Res hall redux
Renovation gives old residence halls new life
Old and new mix in a renovated McDavid Hall, where murals from different eras line the walls amid new carpeting and paint.
From 1962 until 1966, Herman Harrison called the dorm room at 44 McDavid Hall home. Harrison had everything he needed: easy access to classroom buildings, a cafeteria for meals, and a payphone near his room to call his parents.
Forty-one years later, he had a chance to return. Harrison, who works for the UM System in a building just blocks away from his old haunt, saw an announcement for an Aug. 9 open house showcasing renovations to both McDavid Hall and Hatch Hall.
“I’ve been back in Columbia since 1970 and watched campus grow,” Harrison says, “but I hadn’t been in a dorm since I graduated.”
Those intervening years have made a difference.
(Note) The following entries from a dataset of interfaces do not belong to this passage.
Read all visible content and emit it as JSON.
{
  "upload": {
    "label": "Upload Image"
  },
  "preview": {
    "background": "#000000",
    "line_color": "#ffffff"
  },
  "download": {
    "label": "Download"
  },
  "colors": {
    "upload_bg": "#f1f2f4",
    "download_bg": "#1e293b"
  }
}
The $360 million Residential Life Master Plan, approved in 2001, includes new construction and renovation to upgrade existing halls. Harrison’s old payphone, for example, gave way to phone lines in every room. In turn, those now have given way to phone lines only in common areas, since most students have cell phones anyway. Likewise, cable access and Internet connections have replaced Harrison’s TV with rabbit ears.
For Hatch and McDavid halls, though, the biggest change may be the most obvious to visitors and residents: air conditioning. With August temperatures pushing 100 degrees, the blast of cold air couldn’t have come at a better time.
The blend of the past and the present remains, though. Harrison notes that the stairwell and floor near his room look nearly identical to what he remembers from his student days.
Residents from later eras would recognize similarities, too. McDavid hall houses the Fine Arts Residential Community, one of Mizzou’s many unique learning communities. Modern-day students demanded that the work of their past counterparts be maintained — in the form of eight murals that still line the hallways amid the newer touches.
“We keep listening to what our students want,” says Frankie Minor, director of Residential Life. “We learn from them what works and what doesn’t.”
Minor says students want plenty of natural light, plenty of study space and plenty of common areas and meeting spots, all of which are evident in new and renovated halls. More mundane details are equally important: wireless technology, no-scratch and no-buff floors, comfortable and functional furniture, keycard-operated laundry machines and secure doors, and so on.
For a long-time resident like Harrison, the philosophy is evident. “Everything keeps up with the ages,” he says.
Read more in: On Campus